Here is something no one has mentioned: if they have no source for water other than shared well, it hurts THEIR property's value. I am an investor and have bought two foreclosed properties like this. They are considered uninhabitable. Uninhabitable properties do not qualify for a mortgage, so they could then only sell to cash buyers who are willing do install a well or water supply. THEY fo not want to be in that situation if they sell. What if they sell their house and you do not want to have an agreement with the new neighbors for what ever reason? You could shut off the water supply, and wham o, none of their potential buyers could get a mortgage. I did not know this until I saw how the banks got themselves into this situation (not on purpose, they were sloppy in writing mortgages without checking out the water supply).
Don't do it, you will be hurting their property value if they ever need to sell. Now I've given you a reason other than your own interests that should make you feel better.
A very good friend needed a well and we went looking for a spot.
We found several, his wife and myself, the wires didn't work for him at all.
A neighbor's farm hand drove by and stopped and we handed him the wires and they marked even more for him.
Then the well man came and the wires also worked for him, but not at all for the young man helping him.
All of us used the same baling wire, held the same way.
That is one of those mysteries we have to wait for science to catch up with it.
It probably is a very simple answer to it, from happenstance, maybe just the stars, many of them, lining just right that one time to each and every time have a hit and find what we were looking for there, that, as in the pipe and wire lines, could not have been any other place, to whatever any other scenario we may care to invent.
Here, no one charges for witching, you may get lunch out of it, but never accept money, it is just not done.
We also have to think of a new name for our shared driveway now, since it will become a "road" instead of a "driveway" with another house . . . many horsey themes were come up with on my part, but I actually suggested to the new owners that we call it "Four Wells Road". They, having a nice sense of humor, are actually thinking about it!
But I have to share a dowsing story. We bought a property with buried electric lines, and nobody knows exactly where they are. When we had to do some construction, I called our local electric company to ID the line locations so we wouldn't hit them. I met them down by the barn, and they went to the back of the truck to get their equipment. No, not a magnetometer or volt reader or anything. They got out two bent copper wires. I started laughing so hard I couldn't stop. But it worked!
They were so bemused at my reaction that they taught me how to do it and gave me a set of wires. The problem is that it picks up everything: electric wires, water pipes, irrigation pipes, cable/ telephone lines.
They don't call me frugal for nothing.
Proud and achy member of the Eventing Grannies clique.
All three utilities here use devining rods to find underground services, have been told the rods are more accurate than the fancy equipment. As to water witching, I come from a long line of water witches - down Dad's side, the eldest female sibling and from Mom's side the eldest male. Neither parent could find water unless it came from a tap or the sky but one of my aunts was a great water finder and one of my uncles is solely responsible (according to local lore) for finding water on many ranch sites in a very dry area. I can also find water and I just use wire coat hangers, nothing fancy. Oddest I have seen is a man that lives just west of me and he uses a crowbar.

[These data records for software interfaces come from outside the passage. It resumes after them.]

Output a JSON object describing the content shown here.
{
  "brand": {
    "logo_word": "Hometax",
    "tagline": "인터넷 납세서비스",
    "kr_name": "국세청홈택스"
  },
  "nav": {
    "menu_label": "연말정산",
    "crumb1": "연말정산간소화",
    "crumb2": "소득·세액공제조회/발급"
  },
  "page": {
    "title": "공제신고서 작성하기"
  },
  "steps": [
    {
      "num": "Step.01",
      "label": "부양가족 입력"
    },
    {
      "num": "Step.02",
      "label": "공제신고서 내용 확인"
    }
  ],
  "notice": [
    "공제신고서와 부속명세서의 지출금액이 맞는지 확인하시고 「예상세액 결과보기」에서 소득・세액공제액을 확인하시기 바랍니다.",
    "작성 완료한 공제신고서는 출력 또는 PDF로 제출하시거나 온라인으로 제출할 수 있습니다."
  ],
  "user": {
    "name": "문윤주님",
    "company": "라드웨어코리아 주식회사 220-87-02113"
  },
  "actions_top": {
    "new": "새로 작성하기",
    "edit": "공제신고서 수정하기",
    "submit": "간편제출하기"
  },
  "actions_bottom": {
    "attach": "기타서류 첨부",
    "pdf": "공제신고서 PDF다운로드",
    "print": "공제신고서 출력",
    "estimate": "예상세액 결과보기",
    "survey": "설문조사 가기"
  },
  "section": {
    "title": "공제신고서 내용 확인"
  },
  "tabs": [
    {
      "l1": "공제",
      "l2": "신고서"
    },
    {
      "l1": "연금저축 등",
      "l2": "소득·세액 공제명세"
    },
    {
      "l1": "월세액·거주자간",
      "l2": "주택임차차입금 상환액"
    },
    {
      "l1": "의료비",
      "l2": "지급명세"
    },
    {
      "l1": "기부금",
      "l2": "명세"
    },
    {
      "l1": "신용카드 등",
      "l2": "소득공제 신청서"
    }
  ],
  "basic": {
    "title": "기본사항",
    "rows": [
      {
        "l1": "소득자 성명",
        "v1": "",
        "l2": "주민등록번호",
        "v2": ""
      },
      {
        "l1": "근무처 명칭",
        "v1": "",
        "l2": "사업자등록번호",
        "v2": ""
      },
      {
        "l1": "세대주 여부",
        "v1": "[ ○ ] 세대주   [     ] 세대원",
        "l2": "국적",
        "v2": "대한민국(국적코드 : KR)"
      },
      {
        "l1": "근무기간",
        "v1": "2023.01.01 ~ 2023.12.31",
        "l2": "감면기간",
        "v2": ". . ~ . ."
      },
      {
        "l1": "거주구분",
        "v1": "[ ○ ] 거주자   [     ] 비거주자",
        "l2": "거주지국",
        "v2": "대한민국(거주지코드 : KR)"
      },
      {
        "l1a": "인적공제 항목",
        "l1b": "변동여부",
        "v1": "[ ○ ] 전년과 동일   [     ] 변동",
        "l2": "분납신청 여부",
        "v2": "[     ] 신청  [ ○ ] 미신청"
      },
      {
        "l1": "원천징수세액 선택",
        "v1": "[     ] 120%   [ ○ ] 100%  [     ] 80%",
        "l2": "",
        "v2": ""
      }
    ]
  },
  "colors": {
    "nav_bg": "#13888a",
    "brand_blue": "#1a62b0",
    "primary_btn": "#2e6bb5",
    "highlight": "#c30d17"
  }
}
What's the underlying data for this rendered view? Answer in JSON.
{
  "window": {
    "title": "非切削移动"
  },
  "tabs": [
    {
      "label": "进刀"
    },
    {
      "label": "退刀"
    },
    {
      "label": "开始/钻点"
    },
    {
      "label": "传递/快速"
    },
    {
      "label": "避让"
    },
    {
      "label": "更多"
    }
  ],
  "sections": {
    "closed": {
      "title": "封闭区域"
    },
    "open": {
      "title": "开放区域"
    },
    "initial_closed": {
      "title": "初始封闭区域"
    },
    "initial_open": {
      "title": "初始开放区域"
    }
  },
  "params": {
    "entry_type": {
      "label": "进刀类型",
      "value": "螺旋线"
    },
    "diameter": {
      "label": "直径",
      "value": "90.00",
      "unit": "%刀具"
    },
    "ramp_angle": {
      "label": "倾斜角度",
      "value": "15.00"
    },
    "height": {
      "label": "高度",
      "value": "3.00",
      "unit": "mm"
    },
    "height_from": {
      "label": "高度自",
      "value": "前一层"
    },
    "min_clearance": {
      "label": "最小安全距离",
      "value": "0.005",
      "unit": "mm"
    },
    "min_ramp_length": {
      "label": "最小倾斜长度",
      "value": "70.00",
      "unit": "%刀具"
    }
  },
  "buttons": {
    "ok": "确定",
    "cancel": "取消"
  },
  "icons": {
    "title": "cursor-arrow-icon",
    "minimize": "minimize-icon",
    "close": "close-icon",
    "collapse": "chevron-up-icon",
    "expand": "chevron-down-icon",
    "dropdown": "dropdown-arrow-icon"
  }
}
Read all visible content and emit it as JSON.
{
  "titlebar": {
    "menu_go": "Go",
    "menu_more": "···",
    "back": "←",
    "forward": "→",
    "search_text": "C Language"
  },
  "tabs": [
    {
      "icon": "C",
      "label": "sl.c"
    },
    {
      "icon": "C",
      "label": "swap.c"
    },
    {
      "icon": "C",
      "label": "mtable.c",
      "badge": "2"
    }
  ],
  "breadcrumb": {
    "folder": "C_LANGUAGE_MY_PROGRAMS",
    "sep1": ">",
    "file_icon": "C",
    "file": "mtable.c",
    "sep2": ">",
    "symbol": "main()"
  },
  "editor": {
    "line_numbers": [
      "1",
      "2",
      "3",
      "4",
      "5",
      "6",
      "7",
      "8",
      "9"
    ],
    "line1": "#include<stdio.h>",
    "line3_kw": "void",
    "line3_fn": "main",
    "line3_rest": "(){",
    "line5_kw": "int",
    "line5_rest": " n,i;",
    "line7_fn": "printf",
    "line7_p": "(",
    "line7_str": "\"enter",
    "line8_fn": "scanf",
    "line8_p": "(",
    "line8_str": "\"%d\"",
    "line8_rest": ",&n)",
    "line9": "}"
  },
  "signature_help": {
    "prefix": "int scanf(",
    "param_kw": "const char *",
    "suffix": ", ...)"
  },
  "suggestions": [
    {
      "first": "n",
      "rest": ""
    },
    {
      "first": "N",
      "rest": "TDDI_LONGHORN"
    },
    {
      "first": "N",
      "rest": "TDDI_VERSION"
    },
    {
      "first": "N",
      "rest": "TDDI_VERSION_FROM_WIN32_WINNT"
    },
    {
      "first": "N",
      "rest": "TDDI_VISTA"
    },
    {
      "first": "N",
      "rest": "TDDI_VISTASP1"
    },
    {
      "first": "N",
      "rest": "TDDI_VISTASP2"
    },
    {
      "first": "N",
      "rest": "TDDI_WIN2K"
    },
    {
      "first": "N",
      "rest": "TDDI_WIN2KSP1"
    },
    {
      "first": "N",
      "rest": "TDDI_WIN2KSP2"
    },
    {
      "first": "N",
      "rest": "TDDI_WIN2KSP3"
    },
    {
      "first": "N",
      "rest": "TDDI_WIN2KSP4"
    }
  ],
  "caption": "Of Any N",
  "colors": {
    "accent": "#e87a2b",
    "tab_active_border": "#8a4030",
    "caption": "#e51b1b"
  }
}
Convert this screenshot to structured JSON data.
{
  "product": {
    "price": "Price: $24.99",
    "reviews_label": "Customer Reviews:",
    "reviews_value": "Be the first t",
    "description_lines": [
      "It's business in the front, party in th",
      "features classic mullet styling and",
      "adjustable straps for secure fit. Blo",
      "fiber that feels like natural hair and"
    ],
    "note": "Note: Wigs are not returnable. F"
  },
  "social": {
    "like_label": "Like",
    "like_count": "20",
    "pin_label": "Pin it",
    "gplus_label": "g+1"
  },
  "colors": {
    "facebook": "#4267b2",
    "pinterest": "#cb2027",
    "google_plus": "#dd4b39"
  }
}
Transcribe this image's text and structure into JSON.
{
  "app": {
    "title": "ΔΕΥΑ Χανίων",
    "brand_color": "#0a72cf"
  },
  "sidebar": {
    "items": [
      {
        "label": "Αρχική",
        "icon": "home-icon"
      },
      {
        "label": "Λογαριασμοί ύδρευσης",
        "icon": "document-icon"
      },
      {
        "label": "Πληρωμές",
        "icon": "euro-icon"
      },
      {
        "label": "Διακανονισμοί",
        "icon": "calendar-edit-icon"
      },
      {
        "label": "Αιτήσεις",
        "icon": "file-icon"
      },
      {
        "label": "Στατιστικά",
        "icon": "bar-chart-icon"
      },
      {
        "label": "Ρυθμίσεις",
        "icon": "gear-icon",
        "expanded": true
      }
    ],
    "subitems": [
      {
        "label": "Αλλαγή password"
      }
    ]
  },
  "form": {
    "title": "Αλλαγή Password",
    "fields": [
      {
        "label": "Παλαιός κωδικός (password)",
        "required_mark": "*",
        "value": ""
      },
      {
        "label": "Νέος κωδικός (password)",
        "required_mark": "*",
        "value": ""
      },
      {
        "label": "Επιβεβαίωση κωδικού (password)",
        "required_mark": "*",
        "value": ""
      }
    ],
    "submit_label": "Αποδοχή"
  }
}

Founder of the Dyslexic Clique. Dyslexics of the world - UNTIE!!
So if I had such powers I would be knocking on James Randi's door in a heartbeat. I can think of a lot of uses for a million dollars. But if this thread is any indication I guess I'd have to share it with a LOT of people. A wonder the million is still unclaimed, people--get out there and grab it!
I just had Miss Dig out for a bit of a fence project and they marked our underground power lines with a voltmeter, aided by a map of where we all knew darn well the lines are. No bent wires here. But this is a God-fearing community.
Even if you should consider allowing your neighbor to tap in, you need to consult a lawyer as this involves Easement which is attached to the Deed. The question arises as to who pays the legal fees? All aspects of an agreement would have to be worked out and you need the lawyer to help with this and how it applies under the law of your country. I should add, about 10 years ago we had drought conditions and numerous wells went dry or provided very limited amounts of water. These people wound up having to rent big water tanks and hauling water. Their wells did recover after a few months.